- [Goal of the exercise]:
Please reproduce the data exactly, though every picture must stay out.
⁂
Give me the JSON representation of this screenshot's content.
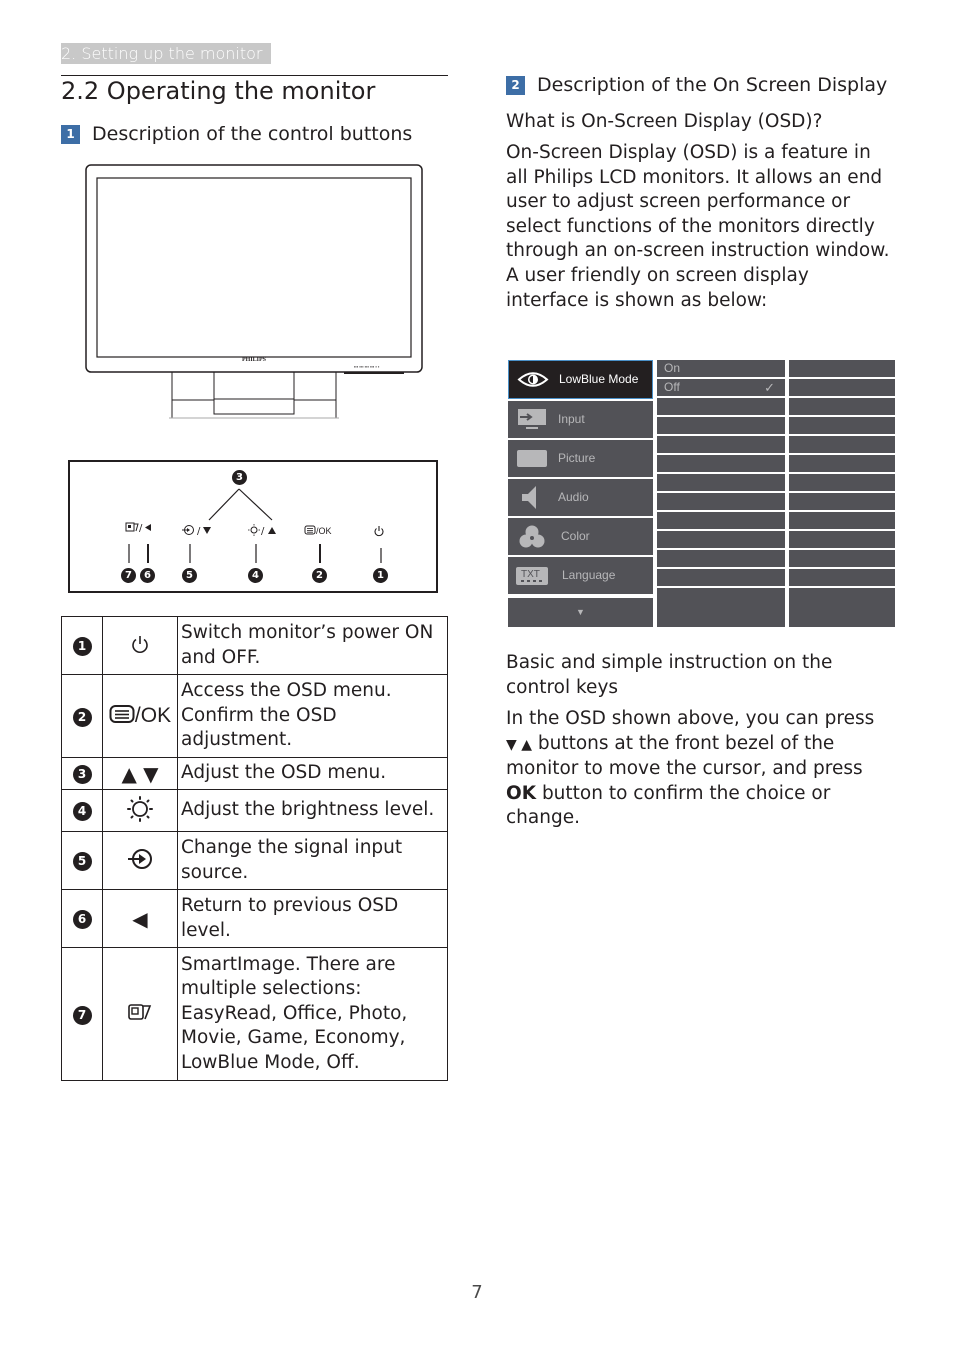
{
  "header": {
    "breadcrumb": "2. Setting up the monitor",
    "title": "2.2 Operating the monitor"
  },
  "section1": {
    "number": "1",
    "heading": "Description of the control buttons",
    "monitor_brand": "PHILIPS",
    "button_strip": {
      "callout_top": "3",
      "buttons": [
        {
          "symbol": "SmartImage/◄",
          "callouts": [
            "7",
            "6"
          ]
        },
        {
          "symbol": "Input/▼",
          "callouts": [
            "5"
          ]
        },
        {
          "symbol": "Brightness/▲",
          "callouts": [
            "4"
          ]
        },
        {
          "symbol": "Menu/OK",
          "callouts": [
            "2"
          ]
        },
        {
          "symbol": "Power",
          "callouts": [
            "1"
          ]
        }
      ],
      "ok_label": "/OK"
    },
    "table": [
      {
        "num": "1",
        "icon": "power-icon",
        "text": "Switch monitor’s power ON and OFF."
      },
      {
        "num": "2",
        "icon": "menu-ok-icon",
        "icon_text": "/OK",
        "text": "Access the OSD menu. Confirm the OSD adjustment."
      },
      {
        "num": "3",
        "icon": "up-down-arrows-icon",
        "icon_text": "▲ ▼",
        "text": "Adjust the OSD menu."
      },
      {
        "num": "4",
        "icon": "brightness-icon",
        "text": "Adjust the brightness level."
      },
      {
        "num": "5",
        "icon": "input-icon",
        "text": "Change the signal input source."
      },
      {
        "num": "6",
        "icon": "back-arrow-icon",
        "icon_text": "◀",
        "text": "Return to previous OSD level."
      },
      {
        "num": "7",
        "icon": "smartimage-icon",
        "text": "SmartImage. There are multiple selections: EasyRead, Office, Photo, Movie, Game, Economy, LowBlue Mode, Off."
      }
    ]
  },
  "section2": {
    "number": "2",
    "heading": "Description of the On Screen Display",
    "question": "What is On-Screen Display (OSD)?",
    "paragraph": "On-Screen Display (OSD) is a feature in all Philips LCD monitors. It allows an end user to adjust screen performance or select functions of the monitors directly through an on-screen instruction window. A user friendly on screen display interface is shown as below:",
    "osd": {
      "menu": [
        {
          "label": "LowBlue Mode",
          "icon": "eye-icon",
          "selected": true
        },
        {
          "label": "Input",
          "icon": "input-monitor-icon"
        },
        {
          "label": "Picture",
          "icon": "picture-icon"
        },
        {
          "label": "Audio",
          "icon": "speaker-icon"
        },
        {
          "label": "Color",
          "icon": "color-icon"
        },
        {
          "label": "Language",
          "icon": "txt-icon",
          "icon_text": "TXT"
        }
      ],
      "more_indicator": "▼",
      "submenu": [
        {
          "label": "On",
          "checked": false
        },
        {
          "label": "Off",
          "checked": true
        }
      ],
      "check_mark": "✓"
    },
    "instruction_heading": "Basic and simple instruction on the control keys",
    "instruction": {
      "pre": "In the OSD shown above, you can press",
      "arrows": "▼ ▲",
      "mid": " buttons at the front bezel of the monitor to move the cursor, and press ",
      "ok": "OK",
      "post": " button to confirm the choice or change."
    }
  },
  "footer": {
    "page_number": "7"
  },
  "colors": {
    "badge_blue": "#3d6ea6",
    "osd_gray": "#525257",
    "osd_selected": "#231f20",
    "osd_highlight_border": "#4a90c8",
    "breadcrumb_bg": "#c8c8c8"
  }
}
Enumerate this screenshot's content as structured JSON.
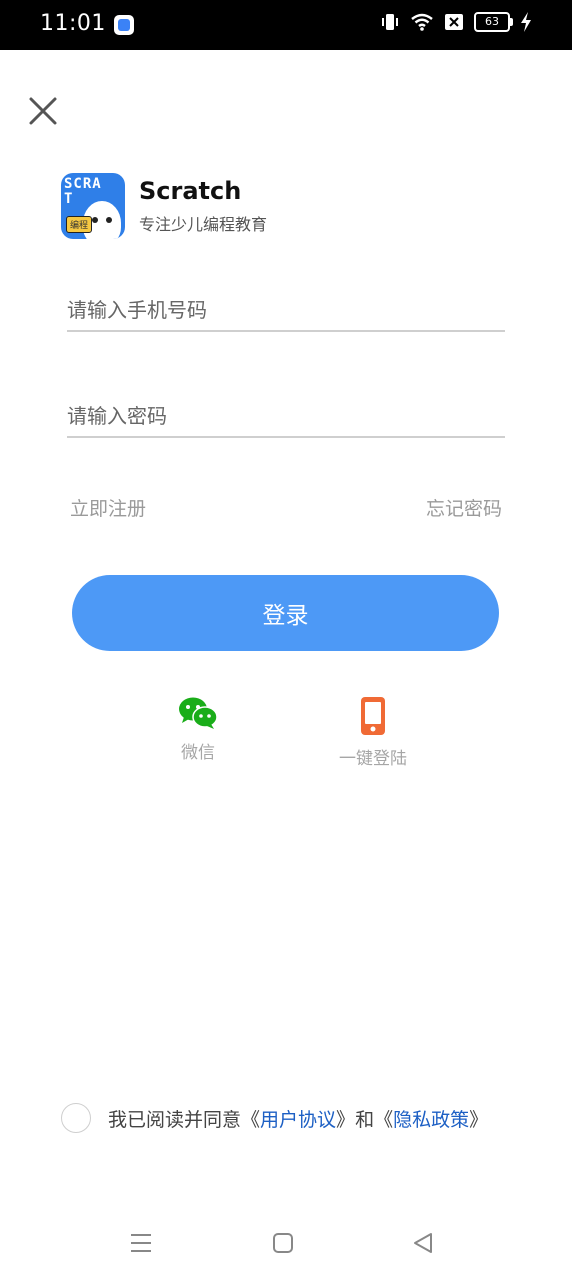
{
  "status_bar": {
    "time": "11:01",
    "battery": "63",
    "icons": [
      "app-notification-icon",
      "vibrate-icon",
      "wifi-icon",
      "sim-off-icon",
      "battery-icon",
      "charging-icon"
    ]
  },
  "brand": {
    "logo_text": "SCRA\nT",
    "logo_tag": "编程",
    "name": "Scratch",
    "slogan": "专注少儿编程教育"
  },
  "form": {
    "phone_placeholder": "请输入手机号码",
    "password_placeholder": "请输入密码",
    "register_label": "立即注册",
    "forgot_label": "忘记密码",
    "login_label": "登录"
  },
  "alt_login": {
    "wechat_label": "微信",
    "onekey_label": "一键登陆"
  },
  "agreement": {
    "prefix": "我已阅读并同意",
    "open1": "《",
    "user_agreement": "用户协议",
    "close1": "》",
    "and": "和",
    "open2": "《",
    "privacy_policy": "隐私政策",
    "close2": "》"
  },
  "colors": {
    "accent": "#4d99f6",
    "link": "#1c5fc4",
    "wechat": "#1aad19",
    "phone_icon": "#f06a35"
  }
}
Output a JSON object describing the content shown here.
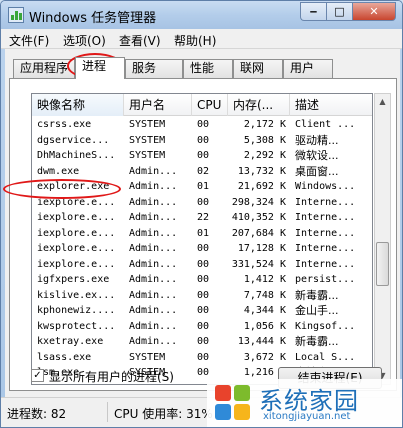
{
  "window": {
    "title": "Windows 任务管理器"
  },
  "menu": [
    "文件(F)",
    "选项(O)",
    "查看(V)",
    "帮助(H)"
  ],
  "tabs": [
    "应用程序",
    "进程",
    "服务",
    "性能",
    "联网",
    "用户"
  ],
  "active_tab": "进程",
  "columns": [
    "映像名称",
    "用户名",
    "CPU",
    "内存(...",
    "描述"
  ],
  "rows": [
    [
      "csrss.exe",
      "SYSTEM",
      "00",
      "2,172 K",
      "Client ..."
    ],
    [
      "dgservice...",
      "SYSTEM",
      "00",
      "5,308 K",
      "驱动精..."
    ],
    [
      "DhMachineS...",
      "SYSTEM",
      "00",
      "2,292 K",
      "微软设..."
    ],
    [
      "dwm.exe",
      "Admin...",
      "02",
      "13,732 K",
      "桌面窗..."
    ],
    [
      "explorer.exe",
      "Admin...",
      "01",
      "21,692 K",
      "Windows..."
    ],
    [
      "iexplore.e...",
      "Admin...",
      "00",
      "298,324 K",
      "Interne..."
    ],
    [
      "iexplore.e...",
      "Admin...",
      "22",
      "410,352 K",
      "Interne..."
    ],
    [
      "iexplore.e...",
      "Admin...",
      "01",
      "207,684 K",
      "Interne..."
    ],
    [
      "iexplore.e...",
      "Admin...",
      "00",
      "17,128 K",
      "Interne..."
    ],
    [
      "iexplore.e...",
      "Admin...",
      "00",
      "331,524 K",
      "Interne..."
    ],
    [
      "igfxpers.exe",
      "Admin...",
      "00",
      "1,412 K",
      "persist..."
    ],
    [
      "kislive.ex...",
      "Admin...",
      "00",
      "7,748 K",
      "新毒霸..."
    ],
    [
      "kphonewiz....",
      "Admin...",
      "00",
      "4,344 K",
      "金山手..."
    ],
    [
      "kwsprotect...",
      "Admin...",
      "00",
      "1,056 K",
      "Kingsof..."
    ],
    [
      "kxetray.exe",
      "Admin...",
      "00",
      "13,444 K",
      "新毒霸..."
    ],
    [
      "lsass.exe",
      "SYSTEM",
      "00",
      "3,672 K",
      "Local S..."
    ],
    [
      "lsm.exe",
      "SYSTEM",
      "00",
      "1,216 K",
      "本地会..."
    ]
  ],
  "show_all_label": "显示所有用户的进程(S)",
  "show_all_checked": "✓",
  "end_process_label": "结束进程(E)",
  "status": {
    "processes": "进程数: 82",
    "cpu": "CPU 使用率: 31%"
  },
  "watermark": {
    "text": "系统家园",
    "url": "xitongjiayuan.net"
  },
  "colors": {
    "annotation": "#e01818",
    "titlebar": "#b3cdea",
    "watermark": "#1e6fb8"
  }
}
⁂
- [Problem solution]:
Give me the JSON representation of this screenshot's content.
{
  "header": {
    "breadcrumb": "2. Setting up the monitor",
    "title": "2.2 Operating the monitor"
  },
  "section1": {
    "number": "1",
    "heading": "Description of the control buttons",
    "monitor_brand": "PHILIPS",
    "button_strip": {
      "callout_top": "3",
      "buttons": [
        {
          "symbol": "SmartImage/◄",
          "callouts": [
            "7",
            "6"
          ]
        },
        {
          "symbol": "Input/▼",
          "callouts": [
            "5"
          ]
        },
        {
          "symbol": "Brightness/▲",
          "callouts": [
            "4"
          ]
        },
        {
          "symbol": "Menu/OK",
          "callouts": [
            "2"
          ]
        },
        {
          "symbol": "Power",
          "callouts": [
            "1"
          ]
        }
      ],
      "ok_label": "/OK"
    },
    "table": [
      {
        "num": "1",
        "icon": "power-icon",
        "text": "Switch monitor’s power ON and OFF."
      },
      {
        "num": "2",
        "icon": "menu-ok-icon",
        "icon_text": "/OK",
        "text": "Access the OSD menu. Confirm the OSD adjustment."
      },
      {
        "num": "3",
        "icon": "up-down-arrows-icon",
        "icon_text": "▲ ▼",
        "text": "Adjust the OSD menu."
      },
      {
        "num": "4",
        "icon": "brightness-icon",
        "text": "Adjust the brightness level."
      },
      {
        "num": "5",
        "icon": "input-icon",
        "text": "Change the signal input source."
      },
      {
        "num": "6",
        "icon": "back-arrow-icon",
        "icon_text": "◀",
        "text": "Return to previous OSD level."
      },
      {
        "num": "7",
        "icon": "smartimage-icon",
        "text": "SmartImage. There are multiple selections: EasyRead, Office, Photo, Movie, Game, Economy, LowBlue Mode, Off."
      }
    ]
  },
  "section2": {
    "number": "2",
    "heading": "Description of the On Screen Display",
    "question": "What is On-Screen Display (OSD)?",
    "paragraph": "On-Screen Display (OSD) is a feature in all Philips LCD monitors. It allows an end user to adjust screen performance or select functions of the monitors directly through an on-screen instruction window. A user friendly on screen display interface is shown as below:",
    "osd": {
      "menu": [
        {
          "label": "LowBlue Mode",
          "icon": "eye-icon",
          "selected": true
        },
        {
          "label": "Input",
          "icon": "input-monitor-icon"
        },
        {
          "label": "Picture",
          "icon": "picture-icon"
        },
        {
          "label": "Audio",
          "icon": "speaker-icon"
        },
        {
          "label": "Color",
          "icon": "color-icon"
        },
        {
          "label": "Language",
          "icon": "txt-icon",
          "icon_text": "TXT"
        }
      ],
      "more_indicator": "▼",
      "submenu": [
        {
          "label": "On",
          "checked": false
        },
        {
          "label": "Off",
          "checked": true
        }
      ],
      "check_mark": "✓"
    },
    "instruction_heading": "Basic and simple instruction on the control keys",
    "instruction": {
      "pre": "In the OSD shown above, you can press",
      "arrows": "▼ ▲",
      "mid": " buttons at the front bezel of the monitor to move the cursor, and press ",
      "ok": "OK",
      "post": " button to confirm the choice or change."
    }
  },
  "footer": {
    "page_number": "7"
  },
  "colors": {
    "badge_blue": "#3d6ea6",
    "osd_gray": "#525257",
    "osd_selected": "#231f20",
    "osd_highlight_border": "#4a90c8",
    "breadcrumb_bg": "#c8c8c8"
  }
}
Enumerate this screenshot's content as structured JSON.
{
  "status_bar": {
    "time": "11:01",
    "battery": "63",
    "icons": [
      "app-notification-icon",
      "vibrate-icon",
      "wifi-icon",
      "sim-off-icon",
      "battery-icon",
      "charging-icon"
    ]
  },
  "brand": {
    "logo_text": "SCRA\nT",
    "logo_tag": "编程",
    "name": "Scratch",
    "slogan": "专注少儿编程教育"
  },
  "form": {
    "phone_placeholder": "请输入手机号码",
    "password_placeholder": "请输入密码",
    "register_label": "立即注册",
    "forgot_label": "忘记密码",
    "login_label": "登录"
  },
  "alt_login": {
    "wechat_label": "微信",
    "onekey_label": "一键登陆"
  },
  "agreement": {
    "prefix": "我已阅读并同意",
    "open1": "《",
    "user_agreement": "用户协议",
    "close1": "》",
    "and": "和",
    "open2": "《",
    "privacy_policy": "隐私政策",
    "close2": "》"
  },
  "colors": {
    "accent": "#4d99f6",
    "link": "#1c5fc4",
    "wechat": "#1aad19",
    "phone_icon": "#f06a35"
  }
}
Output a JSON object describing the content shown here.
{
  "window": {
    "title": "Windows 任务管理器"
  },
  "menu": [
    "文件(F)",
    "选项(O)",
    "查看(V)",
    "帮助(H)"
  ],
  "tabs": [
    "应用程序",
    "进程",
    "服务",
    "性能",
    "联网",
    "用户"
  ],
  "active_tab": "进程",
  "columns": [
    "映像名称",
    "用户名",
    "CPU",
    "内存(...",
    "描述"
  ],
  "rows": [
    [
      "csrss.exe",
      "SYSTEM",
      "00",
      "2,172 K",
      "Client ..."
    ],
    [
      "dgservice...",
      "SYSTEM",
      "00",
      "5,308 K",
      "驱动精..."
    ],
    [
      "DhMachineS...",
      "SYSTEM",
      "00",
      "2,292 K",
      "微软设..."
    ],
    [
      "dwm.exe",
      "Admin...",
      "02",
      "13,732 K",
      "桌面窗..."
    ],
    [
      "explorer.exe",
      "Admin...",
      "01",
      "21,692 K",
      "Windows..."
    ],
    [
      "iexplore.e...",
      "Admin...",
      "00",
      "298,324 K",
      "Interne..."
    ],
    [
      "iexplore.e...",
      "Admin...",
      "22",
      "410,352 K",
      "Interne..."
    ],
    [
      "iexplore.e...",
      "Admin...",
      "01",
      "207,684 K",
      "Interne..."
    ],
    [
      "iexplore.e...",
      "Admin...",
      "00",
      "17,128 K",
      "Interne..."
    ],
    [
      "iexplore.e...",
      "Admin...",
      "00",
      "331,524 K",
      "Interne..."
    ],
    [
      "igfxpers.exe",
      "Admin...",
      "00",
      "1,412 K",
      "persist..."
    ],
    [
      "kislive.ex...",
      "Admin...",
      "00",
      "7,748 K",
      "新毒霸..."
    ],
    [
      "kphonewiz....",
      "Admin...",
      "00",
      "4,344 K",
      "金山手..."
    ],
    [
      "kwsprotect...",
      "Admin...",
      "00",
      "1,056 K",
      "Kingsof..."
    ],
    [
      "kxetray.exe",
      "Admin...",
      "00",
      "13,444 K",
      "新毒霸..."
    ],
    [
      "lsass.exe",
      "SYSTEM",
      "00",
      "3,672 K",
      "Local S..."
    ],
    [
      "lsm.exe",
      "SYSTEM",
      "00",
      "1,216 K",
      "本地会..."
    ]
  ],
  "show_all_label": "显示所有用户的进程(S)",
  "show_all_checked": "✓",
  "end_process_label": "结束进程(E)",
  "status": {
    "processes": "进程数: 82",
    "cpu": "CPU 使用率: 31%"
  },
  "watermark": {
    "text": "系统家园",
    "url": "xitongjiayuan.net"
  },
  "colors": {
    "annotation": "#e01818",
    "titlebar": "#b3cdea",
    "watermark": "#1e6fb8"
  }
}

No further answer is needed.